··· Source data

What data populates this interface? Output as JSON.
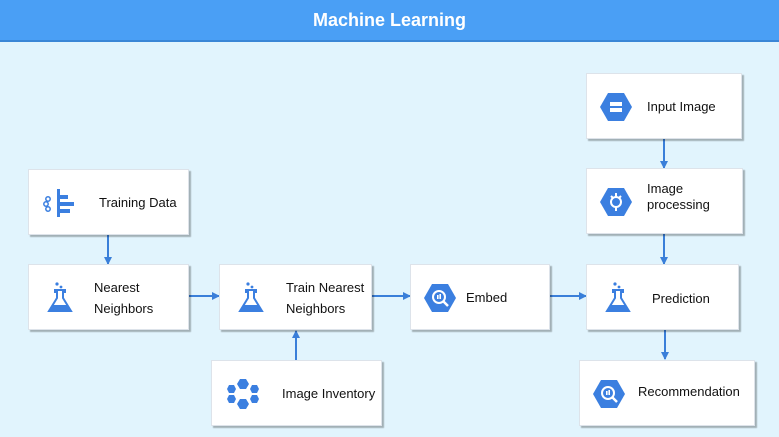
{
  "header": {
    "title": "Machine Learning"
  },
  "nodes": {
    "input_image": {
      "label": "Input Image",
      "icon": "storage-hexagon-icon"
    },
    "image_processing": {
      "label": "Image\nprocessing",
      "icon": "vision-hexagon-icon"
    },
    "training_data": {
      "label": "Training Data",
      "icon": "data-pipeline-icon"
    },
    "nearest_neighbors": {
      "label": "Nearest\nNeighbors",
      "icon": "lab-flask-icon"
    },
    "train_nearest_neighbors": {
      "label": "Train Nearest\nNeighbors",
      "icon": "lab-flask-icon"
    },
    "embed": {
      "label": "Embed",
      "icon": "query-hexagon-icon"
    },
    "prediction": {
      "label": "Prediction",
      "icon": "lab-flask-icon"
    },
    "image_inventory": {
      "label": "Image Inventory",
      "icon": "cluster-hexagons-icon"
    },
    "recommendation": {
      "label": "Recommendation",
      "icon": "query-hexagon-icon"
    }
  },
  "colors": {
    "header": "#4a9ff5",
    "background": "#e1f4fd",
    "accent": "#3b7fe0",
    "arrow": "#3a7fd9"
  }
}
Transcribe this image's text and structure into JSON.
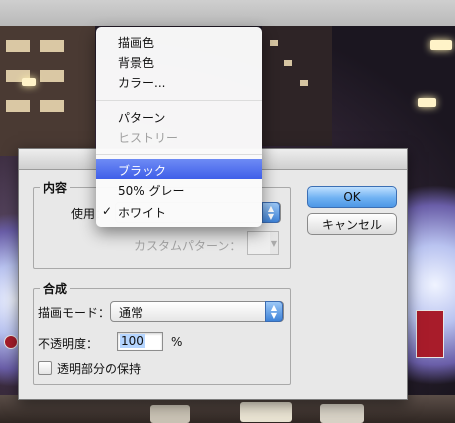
{
  "menu": {
    "items": [
      {
        "label": "描画色",
        "enabled": true
      },
      {
        "label": "背景色",
        "enabled": true
      },
      {
        "label": "カラー...",
        "enabled": true
      },
      {
        "label": "パターン",
        "enabled": true
      },
      {
        "label": "ヒストリー",
        "enabled": false
      },
      {
        "label": "ブラック",
        "enabled": true,
        "highlighted": true
      },
      {
        "label": "50% グレー",
        "enabled": true
      },
      {
        "label": "ホワイト",
        "enabled": true,
        "checked": true
      }
    ],
    "check_mark": "✓"
  },
  "contents": {
    "legend": "内容",
    "use_label": "使用：",
    "custom_pattern_label": "カスタムパターン："
  },
  "blending": {
    "legend": "合成",
    "mode_label": "描画モード：",
    "mode_value": "通常",
    "opacity_label": "不透明度：",
    "opacity_value": "100",
    "opacity_unit": "%",
    "preserve_transparency_label": "透明部分の保持",
    "preserve_transparency_checked": false
  },
  "buttons": {
    "ok": "OK",
    "cancel": "キャンセル"
  },
  "colors": {
    "highlight": "#4a68ea",
    "default_button": "#5aa0ea",
    "dialog_bg": "#e8e8e8"
  }
}
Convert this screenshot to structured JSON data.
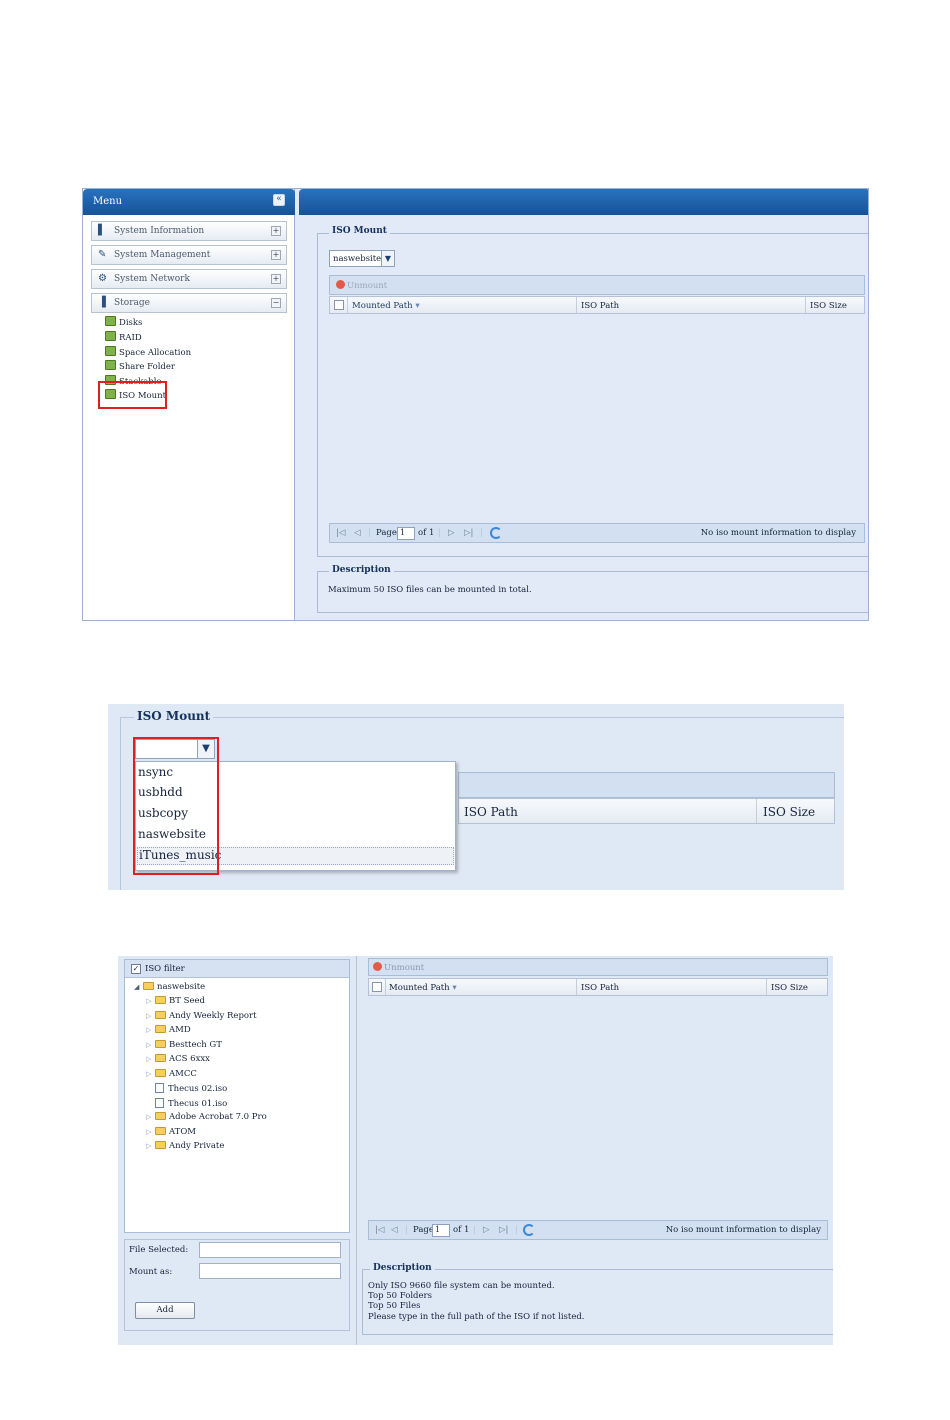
{
  "shot1": {
    "menu": {
      "title": "Menu",
      "collapse_icon": "«",
      "sections": [
        {
          "label": "System Information",
          "toggle": "+"
        },
        {
          "label": "System Management",
          "toggle": "+"
        },
        {
          "label": "System Network",
          "toggle": "+"
        },
        {
          "label": "Storage",
          "toggle": "−"
        }
      ],
      "storage_items": [
        "Disks",
        "RAID",
        "Space Allocation",
        "Share Folder",
        "Stackable",
        "ISO Mount"
      ]
    },
    "iso_mount": {
      "legend": "ISO Mount",
      "share_select": "naswebsite",
      "unmount_label": "Unmount",
      "columns": [
        "Mounted Path",
        "ISO Path",
        "ISO Size"
      ],
      "pager": {
        "page_label": "Page",
        "page_value": "1",
        "of_label": "of 1",
        "status": "No iso mount information to display"
      }
    },
    "description": {
      "legend": "Description",
      "text": "Maximum 50 ISO files can be mounted in total."
    }
  },
  "shot2": {
    "legend": "ISO Mount",
    "dropdown_options": [
      "nsync",
      "usbhdd",
      "usbcopy",
      "naswebsite",
      "iTunes_music"
    ],
    "selected_option": "iTunes_music",
    "columns": [
      "ISO Path",
      "ISO Size"
    ]
  },
  "shot3": {
    "iso_filter_label": "ISO filter",
    "tree_root": "naswebsite",
    "tree_items": [
      {
        "type": "folder",
        "name": "BT Seed"
      },
      {
        "type": "folder",
        "name": "Andy Weekly Report"
      },
      {
        "type": "folder",
        "name": "AMD"
      },
      {
        "type": "folder",
        "name": "Besttech GT"
      },
      {
        "type": "folder",
        "name": "ACS 6xxx"
      },
      {
        "type": "folder",
        "name": "AMCC"
      },
      {
        "type": "file",
        "name": "Thecus 02.iso"
      },
      {
        "type": "file",
        "name": "Thecus 01.iso"
      },
      {
        "type": "folder",
        "name": "Adobe Acrobat 7.0 Pro"
      },
      {
        "type": "folder",
        "name": "ATOM"
      },
      {
        "type": "folder",
        "name": "Andy Private"
      }
    ],
    "file_selected_label": "File Selected:",
    "mount_as_label": "Mount as:",
    "add_label": "Add",
    "unmount_label": "Unmount",
    "columns": [
      "Mounted Path",
      "ISO Path",
      "ISO Size"
    ],
    "pager": {
      "page_label": "Page",
      "page_value": "1",
      "of_label": "of 1",
      "status": "No iso mount information to display"
    },
    "description": {
      "legend": "Description",
      "lines": [
        "Only ISO 9660 file system can be mounted.",
        "Top 50 Folders",
        "Top 50 Files",
        "Please type in the full path of the ISO if not listed."
      ]
    }
  }
}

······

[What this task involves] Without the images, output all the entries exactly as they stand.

[Final answer]
What data populates this interface? Output as JSON.
{
  "header": {
    "title": "Machine Learning"
  },
  "nodes": {
    "input_image": {
      "label": "Input Image",
      "icon": "storage-hexagon-icon"
    },
    "image_processing": {
      "label": "Image\nprocessing",
      "icon": "vision-hexagon-icon"
    },
    "training_data": {
      "label": "Training Data",
      "icon": "data-pipeline-icon"
    },
    "nearest_neighbors": {
      "label": "Nearest\nNeighbors",
      "icon": "lab-flask-icon"
    },
    "train_nearest_neighbors": {
      "label": "Train Nearest\nNeighbors",
      "icon": "lab-flask-icon"
    },
    "embed": {
      "label": "Embed",
      "icon": "query-hexagon-icon"
    },
    "prediction": {
      "label": "Prediction",
      "icon": "lab-flask-icon"
    },
    "image_inventory": {
      "label": "Image Inventory",
      "icon": "cluster-hexagons-icon"
    },
    "recommendation": {
      "label": "Recommendation",
      "icon": "query-hexagon-icon"
    }
  },
  "colors": {
    "header": "#4a9ff5",
    "background": "#e1f4fd",
    "accent": "#3b7fe0",
    "arrow": "#3a7fd9"
  }
}
Transcribe this image's text and structure into JSON.
{
  "menu": {
    "items": [
      {
        "label": "描画色",
        "enabled": true
      },
      {
        "label": "背景色",
        "enabled": true
      },
      {
        "label": "カラー...",
        "enabled": true
      },
      {
        "label": "パターン",
        "enabled": true
      },
      {
        "label": "ヒストリー",
        "enabled": false
      },
      {
        "label": "ブラック",
        "enabled": true,
        "highlighted": true
      },
      {
        "label": "50% グレー",
        "enabled": true
      },
      {
        "label": "ホワイト",
        "enabled": true,
        "checked": true
      }
    ],
    "check_mark": "✓"
  },
  "contents": {
    "legend": "内容",
    "use_label": "使用：",
    "custom_pattern_label": "カスタムパターン："
  },
  "blending": {
    "legend": "合成",
    "mode_label": "描画モード：",
    "mode_value": "通常",
    "opacity_label": "不透明度：",
    "opacity_value": "100",
    "opacity_unit": "%",
    "preserve_transparency_label": "透明部分の保持",
    "preserve_transparency_checked": false
  },
  "buttons": {
    "ok": "OK",
    "cancel": "キャンセル"
  },
  "colors": {
    "highlight": "#4a68ea",
    "default_button": "#5aa0ea",
    "dialog_bg": "#e8e8e8"
  }
}
Convert this screenshot to structured JSON data.
{
  "shot1": {
    "menu": {
      "title": "Menu",
      "collapse_icon": "«",
      "sections": [
        {
          "label": "System Information",
          "toggle": "+"
        },
        {
          "label": "System Management",
          "toggle": "+"
        },
        {
          "label": "System Network",
          "toggle": "+"
        },
        {
          "label": "Storage",
          "toggle": "−"
        }
      ],
      "storage_items": [
        "Disks",
        "RAID",
        "Space Allocation",
        "Share Folder",
        "Stackable",
        "ISO Mount"
      ]
    },
    "iso_mount": {
      "legend": "ISO Mount",
      "share_select": "naswebsite",
      "unmount_label": "Unmount",
      "columns": [
        "Mounted Path",
        "ISO Path",
        "ISO Size"
      ],
      "pager": {
        "page_label": "Page",
        "page_value": "1",
        "of_label": "of 1",
        "status": "No iso mount information to display"
      }
    },
    "description": {
      "legend": "Description",
      "text": "Maximum 50 ISO files can be mounted in total."
    }
  },
  "shot2": {
    "legend": "ISO Mount",
    "dropdown_options": [
      "nsync",
      "usbhdd",
      "usbcopy",
      "naswebsite",
      "iTunes_music"
    ],
    "selected_option": "iTunes_music",
    "columns": [
      "ISO Path",
      "ISO Size"
    ]
  },
  "shot3": {
    "iso_filter_label": "ISO filter",
    "tree_root": "naswebsite",
    "tree_items": [
      {
        "type": "folder",
        "name": "BT Seed"
      },
      {
        "type": "folder",
        "name": "Andy Weekly Report"
      },
      {
        "type": "folder",
        "name": "AMD"
      },
      {
        "type": "folder",
        "name": "Besttech GT"
      },
      {
        "type": "folder",
        "name": "ACS 6xxx"
      },
      {
        "type": "folder",
        "name": "AMCC"
      },
      {
        "type": "file",
        "name": "Thecus 02.iso"
      },
      {
        "type": "file",
        "name": "Thecus 01.iso"
      },
      {
        "type": "folder",
        "name": "Adobe Acrobat 7.0 Pro"
      },
      {
        "type": "folder",
        "name": "ATOM"
      },
      {
        "type": "folder",
        "name": "Andy Private"
      }
    ],
    "file_selected_label": "File Selected:",
    "mount_as_label": "Mount as:",
    "add_label": "Add",
    "unmount_label": "Unmount",
    "columns": [
      "Mounted Path",
      "ISO Path",
      "ISO Size"
    ],
    "pager": {
      "page_label": "Page",
      "page_value": "1",
      "of_label": "of 1",
      "status": "No iso mount information to display"
    },
    "description": {
      "legend": "Description",
      "lines": [
        "Only ISO 9660 file system can be mounted.",
        "Top 50 Folders",
        "Top 50 Files",
        "Please type in the full path of the ISO if not listed."
      ]
    }
  }
}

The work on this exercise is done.